-- Data excerpts follows --

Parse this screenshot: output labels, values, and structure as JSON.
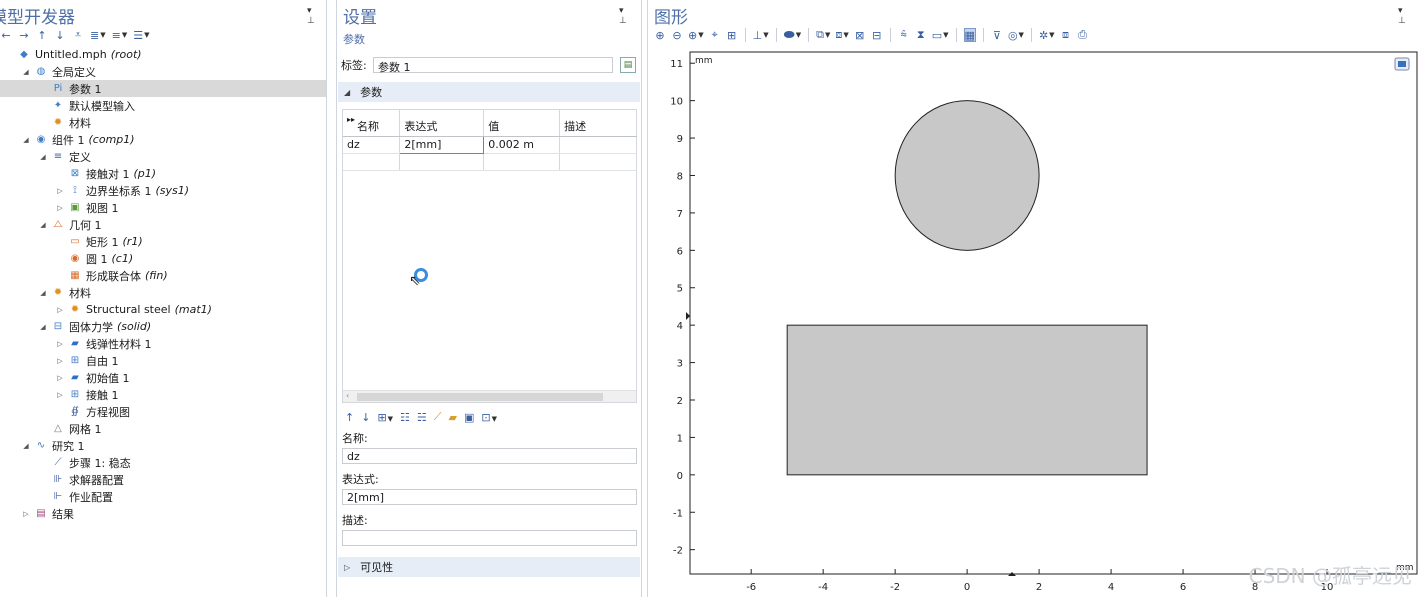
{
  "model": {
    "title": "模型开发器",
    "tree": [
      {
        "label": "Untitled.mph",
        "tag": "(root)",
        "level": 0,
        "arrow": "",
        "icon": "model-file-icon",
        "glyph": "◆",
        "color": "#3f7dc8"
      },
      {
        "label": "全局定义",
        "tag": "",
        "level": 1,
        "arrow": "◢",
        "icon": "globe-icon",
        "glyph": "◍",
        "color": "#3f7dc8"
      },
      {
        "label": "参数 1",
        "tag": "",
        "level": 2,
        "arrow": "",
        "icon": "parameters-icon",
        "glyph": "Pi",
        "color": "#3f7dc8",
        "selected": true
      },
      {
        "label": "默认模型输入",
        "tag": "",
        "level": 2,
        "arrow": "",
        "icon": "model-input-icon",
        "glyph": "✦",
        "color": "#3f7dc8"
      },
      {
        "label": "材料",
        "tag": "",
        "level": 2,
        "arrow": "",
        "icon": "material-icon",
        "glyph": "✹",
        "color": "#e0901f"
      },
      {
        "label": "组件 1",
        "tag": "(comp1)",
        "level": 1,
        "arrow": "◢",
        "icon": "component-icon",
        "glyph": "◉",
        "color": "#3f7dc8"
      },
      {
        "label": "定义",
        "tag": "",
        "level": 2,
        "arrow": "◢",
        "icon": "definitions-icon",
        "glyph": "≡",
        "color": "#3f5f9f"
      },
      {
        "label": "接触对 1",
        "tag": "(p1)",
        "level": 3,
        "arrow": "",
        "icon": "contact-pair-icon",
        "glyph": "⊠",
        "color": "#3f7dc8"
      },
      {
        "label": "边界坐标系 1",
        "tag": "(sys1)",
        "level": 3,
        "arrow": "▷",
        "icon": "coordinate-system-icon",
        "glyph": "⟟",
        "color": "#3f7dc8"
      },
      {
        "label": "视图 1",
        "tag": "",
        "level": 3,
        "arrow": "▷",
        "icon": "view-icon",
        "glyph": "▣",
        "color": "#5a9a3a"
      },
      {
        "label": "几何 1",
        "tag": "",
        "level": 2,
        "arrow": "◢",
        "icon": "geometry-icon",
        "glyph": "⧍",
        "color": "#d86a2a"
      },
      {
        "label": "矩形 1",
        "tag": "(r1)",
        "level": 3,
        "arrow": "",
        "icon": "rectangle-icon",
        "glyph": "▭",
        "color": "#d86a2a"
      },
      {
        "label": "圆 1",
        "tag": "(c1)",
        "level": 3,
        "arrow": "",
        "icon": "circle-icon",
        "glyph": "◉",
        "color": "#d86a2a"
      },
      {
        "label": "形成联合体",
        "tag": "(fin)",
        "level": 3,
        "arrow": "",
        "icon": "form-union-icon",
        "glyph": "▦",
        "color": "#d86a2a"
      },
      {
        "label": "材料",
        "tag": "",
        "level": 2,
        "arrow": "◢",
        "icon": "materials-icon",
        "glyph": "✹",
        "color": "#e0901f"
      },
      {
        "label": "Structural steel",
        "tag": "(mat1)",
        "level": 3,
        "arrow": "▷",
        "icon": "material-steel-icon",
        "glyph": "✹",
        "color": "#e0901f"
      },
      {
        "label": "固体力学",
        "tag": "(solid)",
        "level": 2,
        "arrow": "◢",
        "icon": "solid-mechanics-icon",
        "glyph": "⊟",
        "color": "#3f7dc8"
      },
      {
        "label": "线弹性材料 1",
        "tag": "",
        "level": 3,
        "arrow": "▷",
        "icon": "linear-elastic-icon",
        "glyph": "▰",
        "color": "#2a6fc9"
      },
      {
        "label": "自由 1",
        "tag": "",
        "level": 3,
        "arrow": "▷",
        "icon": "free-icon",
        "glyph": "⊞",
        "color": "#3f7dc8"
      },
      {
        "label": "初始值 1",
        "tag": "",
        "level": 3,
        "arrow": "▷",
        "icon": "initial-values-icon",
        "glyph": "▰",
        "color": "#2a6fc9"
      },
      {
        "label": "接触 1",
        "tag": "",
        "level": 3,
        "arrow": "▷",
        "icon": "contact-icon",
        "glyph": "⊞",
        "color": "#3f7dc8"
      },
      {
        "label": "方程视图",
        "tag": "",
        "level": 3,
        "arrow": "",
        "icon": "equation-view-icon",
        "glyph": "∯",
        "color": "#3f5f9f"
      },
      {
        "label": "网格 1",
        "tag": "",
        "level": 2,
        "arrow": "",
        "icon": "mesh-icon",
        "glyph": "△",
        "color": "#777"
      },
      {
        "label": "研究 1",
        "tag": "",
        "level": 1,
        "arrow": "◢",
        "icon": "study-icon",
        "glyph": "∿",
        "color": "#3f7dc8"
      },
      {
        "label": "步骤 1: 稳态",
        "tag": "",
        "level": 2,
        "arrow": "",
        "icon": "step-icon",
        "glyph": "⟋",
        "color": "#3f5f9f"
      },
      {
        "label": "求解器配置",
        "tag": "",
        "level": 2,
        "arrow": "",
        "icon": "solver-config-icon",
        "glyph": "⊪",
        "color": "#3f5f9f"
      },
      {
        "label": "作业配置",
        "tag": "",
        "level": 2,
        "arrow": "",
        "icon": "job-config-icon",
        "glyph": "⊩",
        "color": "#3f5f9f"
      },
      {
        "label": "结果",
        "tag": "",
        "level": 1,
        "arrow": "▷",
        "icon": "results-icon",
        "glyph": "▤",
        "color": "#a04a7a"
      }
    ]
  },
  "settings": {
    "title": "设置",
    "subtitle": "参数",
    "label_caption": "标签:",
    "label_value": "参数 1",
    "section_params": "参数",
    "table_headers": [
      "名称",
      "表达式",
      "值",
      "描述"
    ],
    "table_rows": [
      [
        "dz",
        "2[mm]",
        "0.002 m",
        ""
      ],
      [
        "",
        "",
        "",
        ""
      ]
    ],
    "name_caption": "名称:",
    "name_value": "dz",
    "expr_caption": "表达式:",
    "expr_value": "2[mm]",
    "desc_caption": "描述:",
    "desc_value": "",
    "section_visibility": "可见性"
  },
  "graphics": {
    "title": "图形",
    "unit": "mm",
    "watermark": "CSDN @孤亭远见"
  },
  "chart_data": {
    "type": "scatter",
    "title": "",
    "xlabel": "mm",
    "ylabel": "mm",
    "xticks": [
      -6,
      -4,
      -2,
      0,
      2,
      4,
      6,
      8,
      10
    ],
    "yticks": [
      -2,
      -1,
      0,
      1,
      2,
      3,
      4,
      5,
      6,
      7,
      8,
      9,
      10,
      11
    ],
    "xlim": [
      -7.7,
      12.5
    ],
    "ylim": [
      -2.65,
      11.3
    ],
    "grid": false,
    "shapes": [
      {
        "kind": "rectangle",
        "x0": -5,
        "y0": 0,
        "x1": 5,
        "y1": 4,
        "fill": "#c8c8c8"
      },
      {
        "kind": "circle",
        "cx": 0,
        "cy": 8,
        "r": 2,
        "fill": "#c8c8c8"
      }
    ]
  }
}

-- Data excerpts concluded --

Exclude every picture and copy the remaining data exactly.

Parse this screenshot: output labels, values, and structure as JSON.
{
  "model": {
    "title": "模型开发器",
    "tree": [
      {
        "label": "Untitled.mph",
        "tag": "(root)",
        "level": 0,
        "arrow": "",
        "icon": "model-file-icon",
        "glyph": "◆",
        "color": "#3f7dc8"
      },
      {
        "label": "全局定义",
        "tag": "",
        "level": 1,
        "arrow": "◢",
        "icon": "globe-icon",
        "glyph": "◍",
        "color": "#3f7dc8"
      },
      {
        "label": "参数 1",
        "tag": "",
        "level": 2,
        "arrow": "",
        "icon": "parameters-icon",
        "glyph": "Pi",
        "color": "#3f7dc8",
        "selected": true
      },
      {
        "label": "默认模型输入",
        "tag": "",
        "level": 2,
        "arrow": "",
        "icon": "model-input-icon",
        "glyph": "✦",
        "color": "#3f7dc8"
      },
      {
        "label": "材料",
        "tag": "",
        "level": 2,
        "arrow": "",
        "icon": "material-icon",
        "glyph": "✹",
        "color": "#e0901f"
      },
      {
        "label": "组件 1",
        "tag": "(comp1)",
        "level": 1,
        "arrow": "◢",
        "icon": "component-icon",
        "glyph": "◉",
        "color": "#3f7dc8"
      },
      {
        "label": "定义",
        "tag": "",
        "level": 2,
        "arrow": "◢",
        "icon": "definitions-icon",
        "glyph": "≡",
        "color": "#3f5f9f"
      },
      {
        "label": "接触对 1",
        "tag": "(p1)",
        "level": 3,
        "arrow": "",
        "icon": "contact-pair-icon",
        "glyph": "⊠",
        "color": "#3f7dc8"
      },
      {
        "label": "边界坐标系 1",
        "tag": "(sys1)",
        "level": 3,
        "arrow": "▷",
        "icon": "coordinate-system-icon",
        "glyph": "⟟",
        "color": "#3f7dc8"
      },
      {
        "label": "视图 1",
        "tag": "",
        "level": 3,
        "arrow": "▷",
        "icon": "view-icon",
        "glyph": "▣",
        "color": "#5a9a3a"
      },
      {
        "label": "几何 1",
        "tag": "",
        "level": 2,
        "arrow": "◢",
        "icon": "geometry-icon",
        "glyph": "⧍",
        "color": "#d86a2a"
      },
      {
        "label": "矩形 1",
        "tag": "(r1)",
        "level": 3,
        "arrow": "",
        "icon": "rectangle-icon",
        "glyph": "▭",
        "color": "#d86a2a"
      },
      {
        "label": "圆 1",
        "tag": "(c1)",
        "level": 3,
        "arrow": "",
        "icon": "circle-icon",
        "glyph": "◉",
        "color": "#d86a2a"
      },
      {
        "label": "形成联合体",
        "tag": "(fin)",
        "level": 3,
        "arrow": "",
        "icon": "form-union-icon",
        "glyph": "▦",
        "color": "#d86a2a"
      },
      {
        "label": "材料",
        "tag": "",
        "level": 2,
        "arrow": "◢",
        "icon": "materials-icon",
        "glyph": "✹",
        "color": "#e0901f"
      },
      {
        "label": "Structural steel",
        "tag": "(mat1)",
        "level": 3,
        "arrow": "▷",
        "icon": "material-steel-icon",
        "glyph": "✹",
        "color": "#e0901f"
      },
      {
        "label": "固体力学",
        "tag": "(solid)",
        "level": 2,
        "arrow": "◢",
        "icon": "solid-mechanics-icon",
        "glyph": "⊟",
        "color": "#3f7dc8"
      },
      {
        "label": "线弹性材料 1",
        "tag": "",
        "level": 3,
        "arrow": "▷",
        "icon": "linear-elastic-icon",
        "glyph": "▰",
        "color": "#2a6fc9"
      },
      {
        "label": "自由 1",
        "tag": "",
        "level": 3,
        "arrow": "▷",
        "icon": "free-icon",
        "glyph": "⊞",
        "color": "#3f7dc8"
      },
      {
        "label": "初始值 1",
        "tag": "",
        "level": 3,
        "arrow": "▷",
        "icon": "initial-values-icon",
        "glyph": "▰",
        "color": "#2a6fc9"
      },
      {
        "label": "接触 1",
        "tag": "",
        "level": 3,
        "arrow": "▷",
        "icon": "contact-icon",
        "glyph": "⊞",
        "color": "#3f7dc8"
      },
      {
        "label": "方程视图",
        "tag": "",
        "level": 3,
        "arrow": "",
        "icon": "equation-view-icon",
        "glyph": "∯",
        "color": "#3f5f9f"
      },
      {
        "label": "网格 1",
        "tag": "",
        "level": 2,
        "arrow": "",
        "icon": "mesh-icon",
        "glyph": "△",
        "color": "#777"
      },
      {
        "label": "研究 1",
        "tag": "",
        "level": 1,
        "arrow": "◢",
        "icon": "study-icon",
        "glyph": "∿",
        "color": "#3f7dc8"
      },
      {
        "label": "步骤 1: 稳态",
        "tag": "",
        "level": 2,
        "arrow": "",
        "icon": "step-icon",
        "glyph": "⟋",
        "color": "#3f5f9f"
      },
      {
        "label": "求解器配置",
        "tag": "",
        "level": 2,
        "arrow": "",
        "icon": "solver-config-icon",
        "glyph": "⊪",
        "color": "#3f5f9f"
      },
      {
        "label": "作业配置",
        "tag": "",
        "level": 2,
        "arrow": "",
        "icon": "job-config-icon",
        "glyph": "⊩",
        "color": "#3f5f9f"
      },
      {
        "label": "结果",
        "tag": "",
        "level": 1,
        "arrow": "▷",
        "icon": "results-icon",
        "glyph": "▤",
        "color": "#a04a7a"
      }
    ]
  },
  "settings": {
    "title": "设置",
    "subtitle": "参数",
    "label_caption": "标签:",
    "label_value": "参数 1",
    "section_params": "参数",
    "table_headers": [
      "名称",
      "表达式",
      "值",
      "描述"
    ],
    "table_rows": [
      [
        "dz",
        "2[mm]",
        "0.002 m",
        ""
      ],
      [
        "",
        "",
        "",
        ""
      ]
    ],
    "name_caption": "名称:",
    "name_value": "dz",
    "expr_caption": "表达式:",
    "expr_value": "2[mm]",
    "desc_caption": "描述:",
    "desc_value": "",
    "section_visibility": "可见性"
  },
  "graphics": {
    "title": "图形",
    "unit": "mm",
    "watermark": "CSDN @孤亭远见"
  },
  "chart_data": {
    "type": "scatter",
    "title": "",
    "xlabel": "mm",
    "ylabel": "mm",
    "xticks": [
      -6,
      -4,
      -2,
      0,
      2,
      4,
      6,
      8,
      10
    ],
    "yticks": [
      -2,
      -1,
      0,
      1,
      2,
      3,
      4,
      5,
      6,
      7,
      8,
      9,
      10,
      11
    ],
    "xlim": [
      -7.7,
      12.5
    ],
    "ylim": [
      -2.65,
      11.3
    ],
    "grid": false,
    "shapes": [
      {
        "kind": "rectangle",
        "x0": -5,
        "y0": 0,
        "x1": 5,
        "y1": 4,
        "fill": "#c8c8c8"
      },
      {
        "kind": "circle",
        "cx": 0,
        "cy": 8,
        "r": 2,
        "fill": "#c8c8c8"
      }
    ]
  }
}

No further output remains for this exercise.